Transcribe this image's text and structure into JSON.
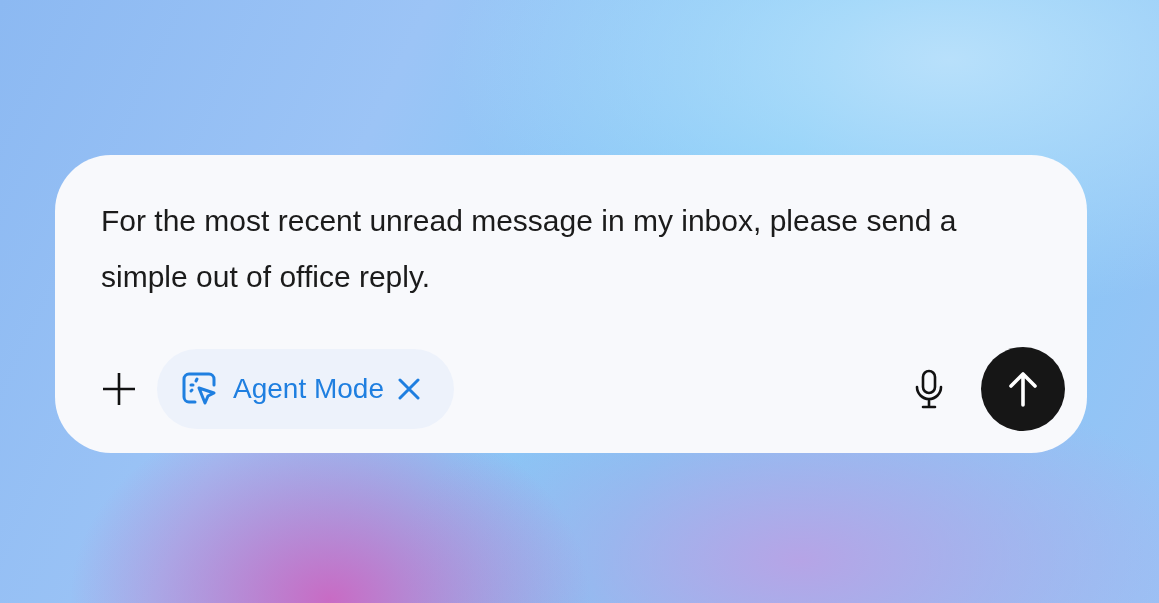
{
  "composer": {
    "value": "For the most recent unread message in my inbox, please send a simple out of office reply.",
    "mode_chip": {
      "label": "Agent Mode"
    }
  }
}
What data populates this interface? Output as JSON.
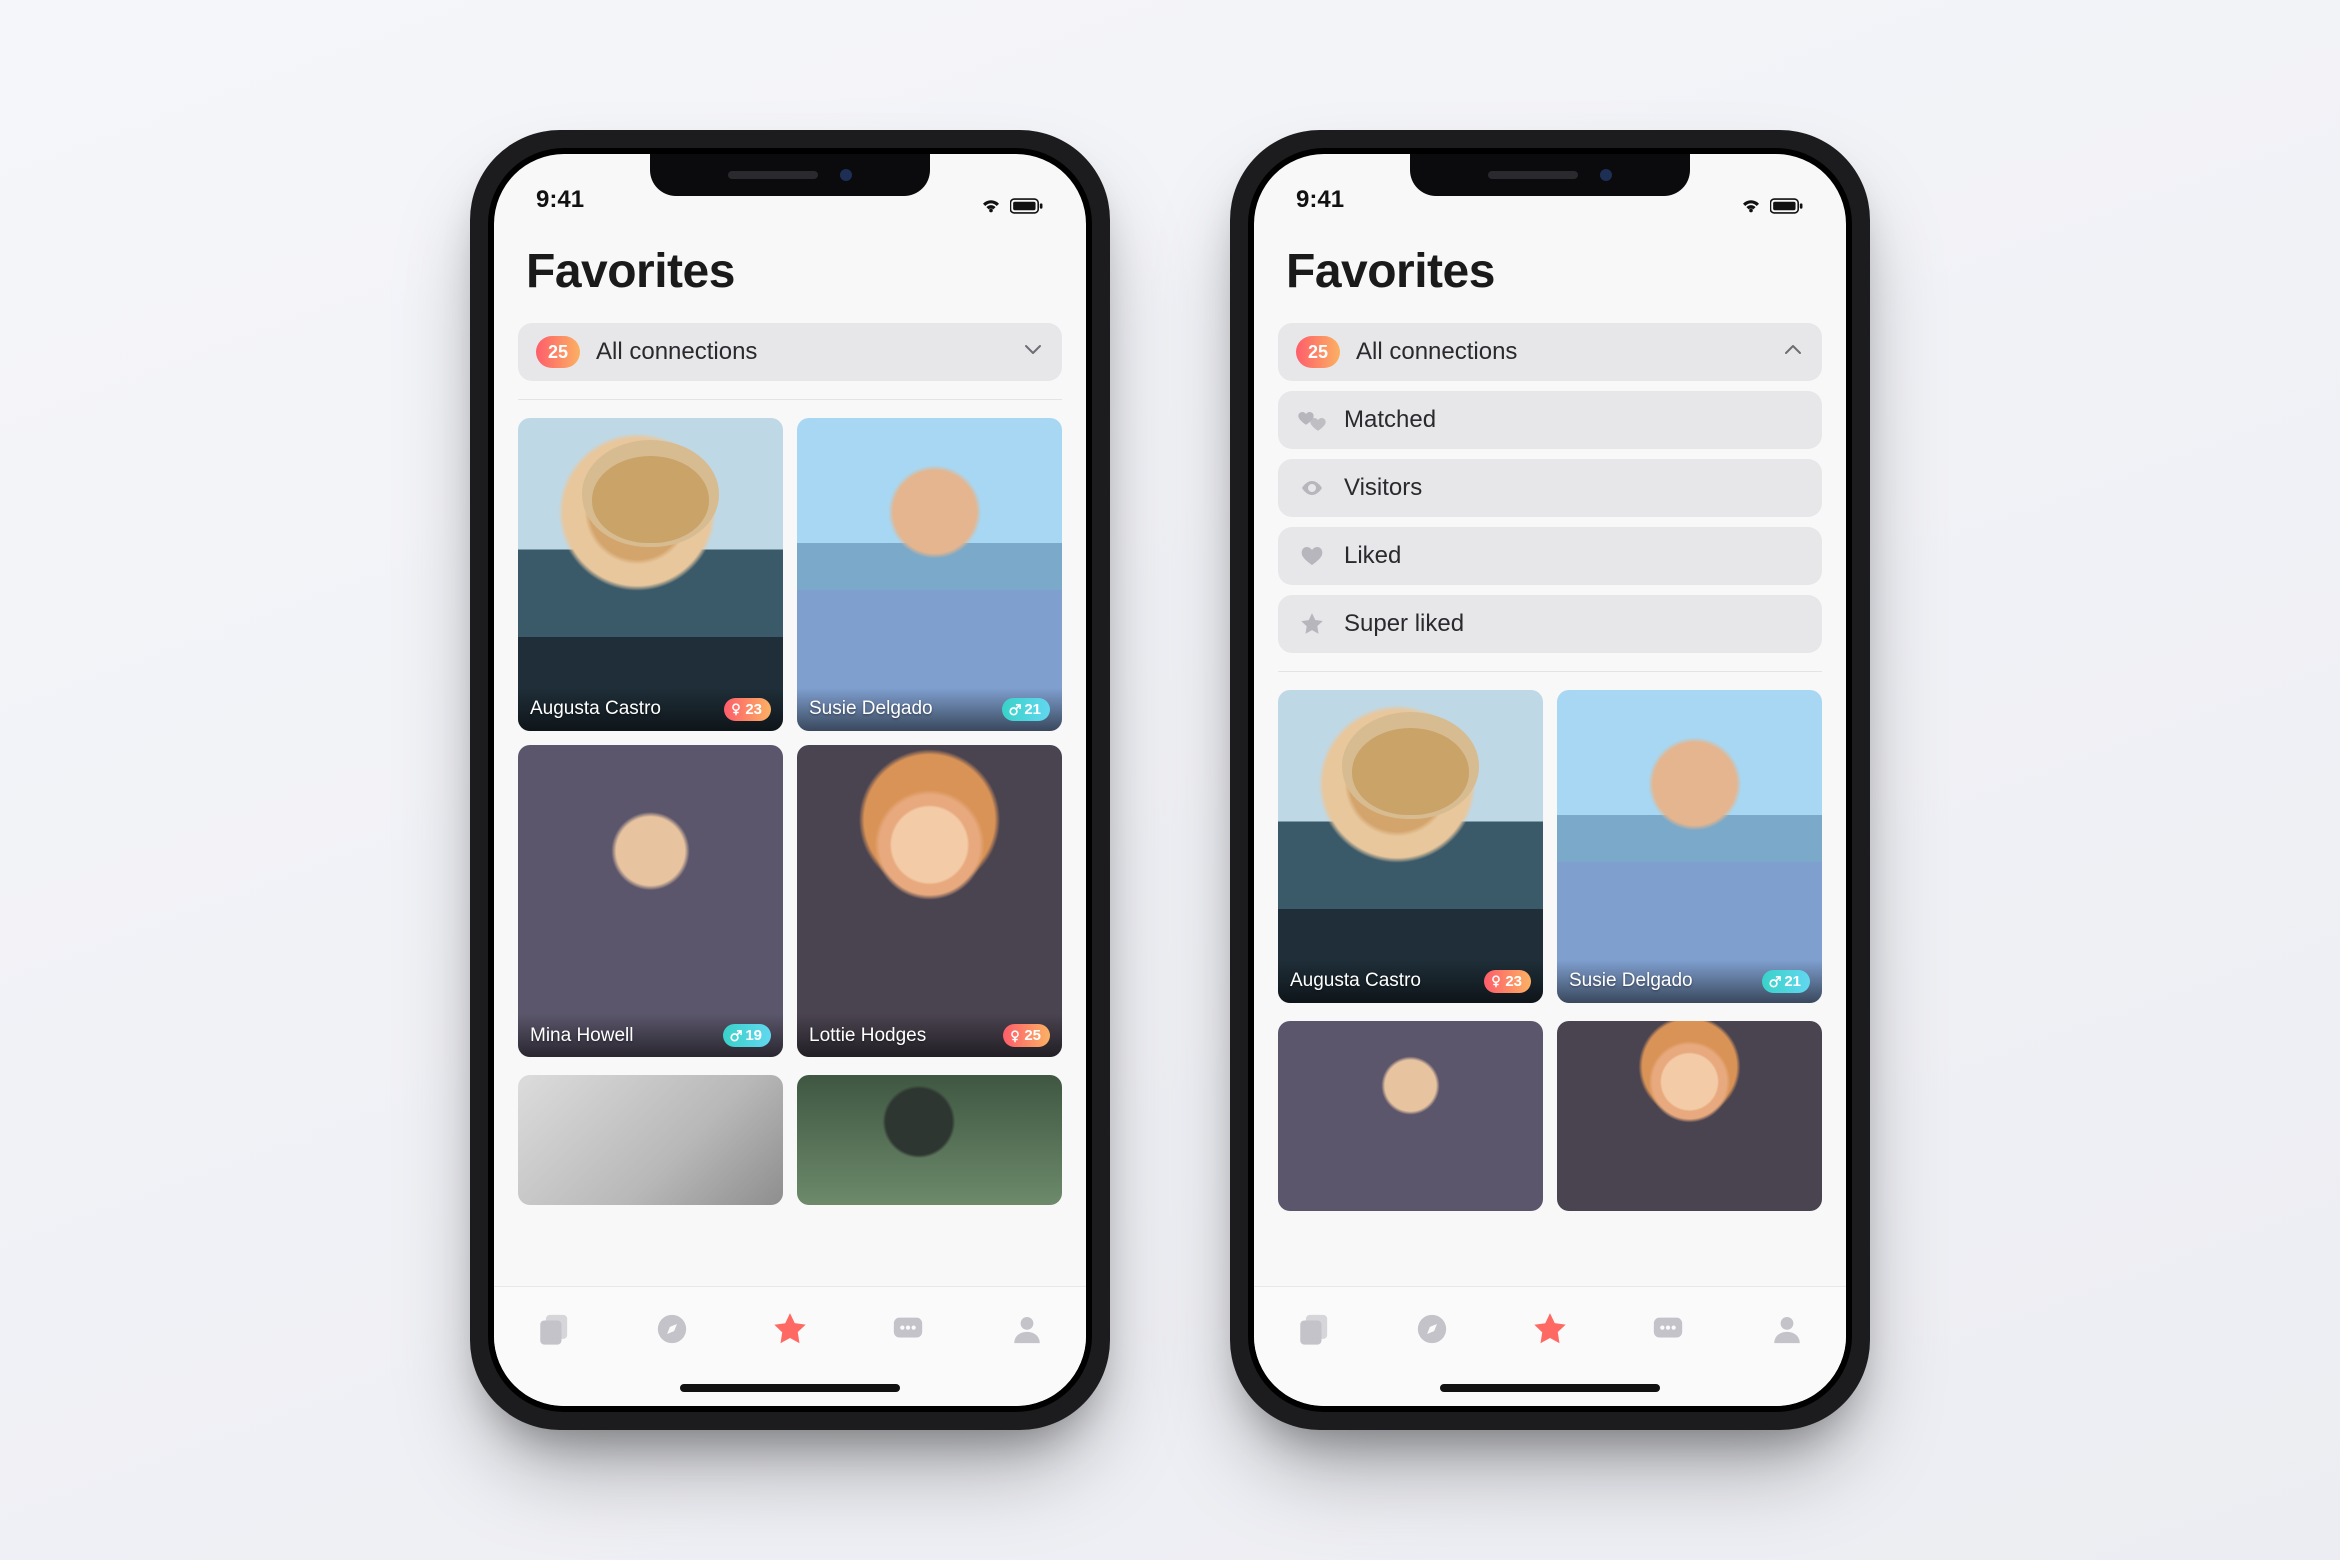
{
  "status": {
    "time": "9:41"
  },
  "page": {
    "title": "Favorites"
  },
  "filter": {
    "count": "25",
    "selected_label": "All connections",
    "options": [
      {
        "label": "Matched",
        "icon": "hearts-icon"
      },
      {
        "label": "Visitors",
        "icon": "eye-icon"
      },
      {
        "label": "Liked",
        "icon": "heart-icon"
      },
      {
        "label": "Super liked",
        "icon": "star-icon"
      }
    ]
  },
  "people": [
    {
      "name": "Augusta Castro",
      "age": "23",
      "gender": "female"
    },
    {
      "name": "Susie Delgado",
      "age": "21",
      "gender": "male"
    },
    {
      "name": "Mina Howell",
      "age": "19",
      "gender": "male"
    },
    {
      "name": "Lottie Hodges",
      "age": "25",
      "gender": "female"
    }
  ],
  "tabs": [
    {
      "name": "cards-tab",
      "icon": "stack-icon",
      "active": false
    },
    {
      "name": "explore-tab",
      "icon": "compass-icon",
      "active": false
    },
    {
      "name": "favorites-tab",
      "icon": "star-icon",
      "active": true
    },
    {
      "name": "chat-tab",
      "icon": "chat-icon",
      "active": false
    },
    {
      "name": "profile-tab",
      "icon": "person-icon",
      "active": false
    }
  ],
  "colors": {
    "accent_gradient_from": "#fe5d6a",
    "accent_gradient_to": "#fbb163",
    "accent_solid": "#fe6a63",
    "male_gradient_from": "#39d2c9",
    "male_gradient_to": "#62d7ef"
  }
}
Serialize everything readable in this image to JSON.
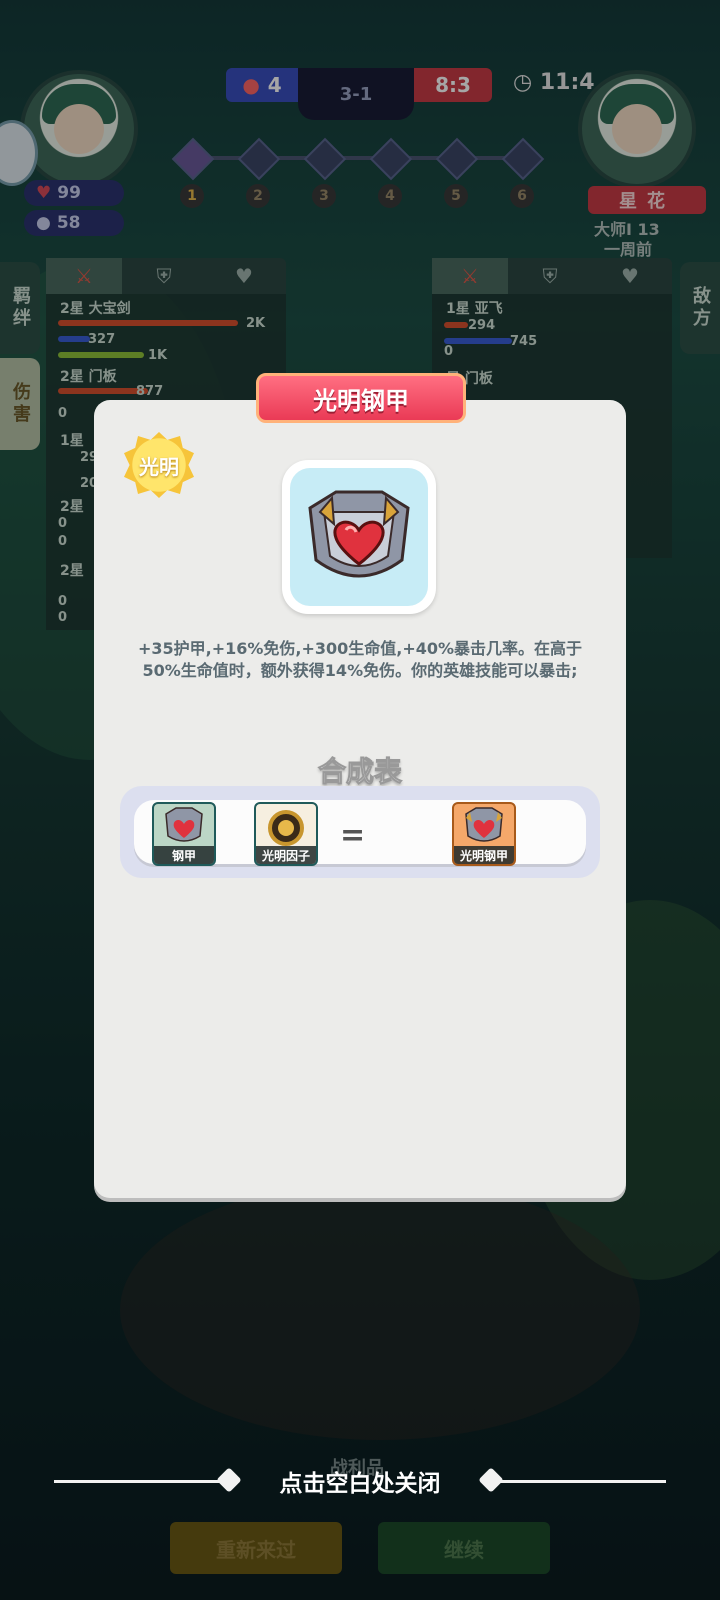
{
  "hud": {
    "score_left": "4",
    "round": "3-1",
    "score_right": "8:3",
    "timer": "11:4",
    "stage_numbers": [
      "1",
      "2",
      "3",
      "4",
      "5",
      "6"
    ],
    "player_hp": "99",
    "player_gold": "58",
    "enemy_name": "星花",
    "enemy_rank": "大师I 13",
    "enemy_time": "一周前",
    "left_tabs": [
      "羁绊",
      "伤害"
    ],
    "right_tab": "敌方",
    "left_stats": [
      {
        "label": "2星 大宝剑",
        "values": [
          "2K",
          "327",
          "1K"
        ]
      },
      {
        "label": "2星 门板",
        "values": [
          "877",
          "0"
        ]
      },
      {
        "label": "1星",
        "values": [
          "29",
          "20"
        ]
      },
      {
        "label": "2星",
        "values": [
          "0",
          "0"
        ]
      },
      {
        "label": "2星",
        "values": [
          "0",
          "0"
        ]
      }
    ],
    "right_stats": [
      {
        "label": "1星 亚飞",
        "values": [
          "294",
          "0",
          "745"
        ]
      },
      {
        "label": "星 门板",
        "values": []
      }
    ]
  },
  "modal": {
    "title": "光明钢甲",
    "badge": "光明",
    "item_icon": "armor-icon",
    "description": "+35护甲,+16%免伤,+300生命值,+40%暴击几率。在高于50%生命值时，额外获得14%免伤。你的英雄技能可以暴击;",
    "combo_title": "合成表",
    "combo": {
      "ingredient_1": "钢甲",
      "ingredient_2": "光明因子",
      "equals": "=",
      "result": "光明钢甲"
    }
  },
  "close_hint": "点击空白处关闭",
  "buttons": {
    "retry": "重新来过",
    "continue": "继续",
    "behind_label": "战利品"
  },
  "colors": {
    "title_banner": "#ea3a56",
    "badge": "#f6c43a",
    "item_bg": "#c7ecf6"
  }
}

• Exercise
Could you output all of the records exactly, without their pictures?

• Result for this exercise
Transcribe this image's text and structure into JSON.
{
  "composer": {
    "value": "For the most recent unread message in my inbox, please send a simple out of office reply.",
    "mode_chip": {
      "label": "Agent Mode"
    }
  }
}
What data populates this interface? Output as JSON.
{
  "status": {
    "time": "9:41"
  },
  "page": {
    "title": "Favorites"
  },
  "filter": {
    "count": "25",
    "selected_label": "All connections",
    "options": [
      {
        "label": "Matched",
        "icon": "hearts-icon"
      },
      {
        "label": "Visitors",
        "icon": "eye-icon"
      },
      {
        "label": "Liked",
        "icon": "heart-icon"
      },
      {
        "label": "Super liked",
        "icon": "star-icon"
      }
    ]
  },
  "people": [
    {
      "name": "Augusta Castro",
      "age": "23",
      "gender": "female"
    },
    {
      "name": "Susie Delgado",
      "age": "21",
      "gender": "male"
    },
    {
      "name": "Mina Howell",
      "age": "19",
      "gender": "male"
    },
    {
      "name": "Lottie Hodges",
      "age": "25",
      "gender": "female"
    }
  ],
  "tabs": [
    {
      "name": "cards-tab",
      "icon": "stack-icon",
      "active": false
    },
    {
      "name": "explore-tab",
      "icon": "compass-icon",
      "active": false
    },
    {
      "name": "favorites-tab",
      "icon": "star-icon",
      "active": true
    },
    {
      "name": "chat-tab",
      "icon": "chat-icon",
      "active": false
    },
    {
      "name": "profile-tab",
      "icon": "person-icon",
      "active": false
    }
  ],
  "colors": {
    "accent_gradient_from": "#fe5d6a",
    "accent_gradient_to": "#fbb163",
    "accent_solid": "#fe6a63",
    "male_gradient_from": "#39d2c9",
    "male_gradient_to": "#62d7ef"
  }
}
Serialize everything readable in this image to JSON.
{
  "hud": {
    "score_left": "4",
    "round": "3-1",
    "score_right": "8:3",
    "timer": "11:4",
    "stage_numbers": [
      "1",
      "2",
      "3",
      "4",
      "5",
      "6"
    ],
    "player_hp": "99",
    "player_gold": "58",
    "enemy_name": "星花",
    "enemy_rank": "大师I 13",
    "enemy_time": "一周前",
    "left_tabs": [
      "羁绊",
      "伤害"
    ],
    "right_tab": "敌方",
    "left_stats": [
      {
        "label": "2星 大宝剑",
        "values": [
          "2K",
          "327",
          "1K"
        ]
      },
      {
        "label": "2星 门板",
        "values": [
          "877",
          "0"
        ]
      },
      {
        "label": "1星",
        "values": [
          "29",
          "20"
        ]
      },
      {
        "label": "2星",
        "values": [
          "0",
          "0"
        ]
      },
      {
        "label": "2星",
        "values": [
          "0",
          "0"
        ]
      }
    ],
    "right_stats": [
      {
        "label": "1星 亚飞",
        "values": [
          "294",
          "0",
          "745"
        ]
      },
      {
        "label": "星 门板",
        "values": []
      }
    ]
  },
  "modal": {
    "title": "光明钢甲",
    "badge": "光明",
    "item_icon": "armor-icon",
    "description": "+35护甲,+16%免伤,+300生命值,+40%暴击几率。在高于50%生命值时，额外获得14%免伤。你的英雄技能可以暴击;",
    "combo_title": "合成表",
    "combo": {
      "ingredient_1": "钢甲",
      "ingredient_2": "光明因子",
      "equals": "=",
      "result": "光明钢甲"
    }
  },
  "close_hint": "点击空白处关闭",
  "buttons": {
    "retry": "重新来过",
    "continue": "继续",
    "behind_label": "战利品"
  },
  "colors": {
    "title_banner": "#ea3a56",
    "badge": "#f6c43a",
    "item_bg": "#c7ecf6"
  }
}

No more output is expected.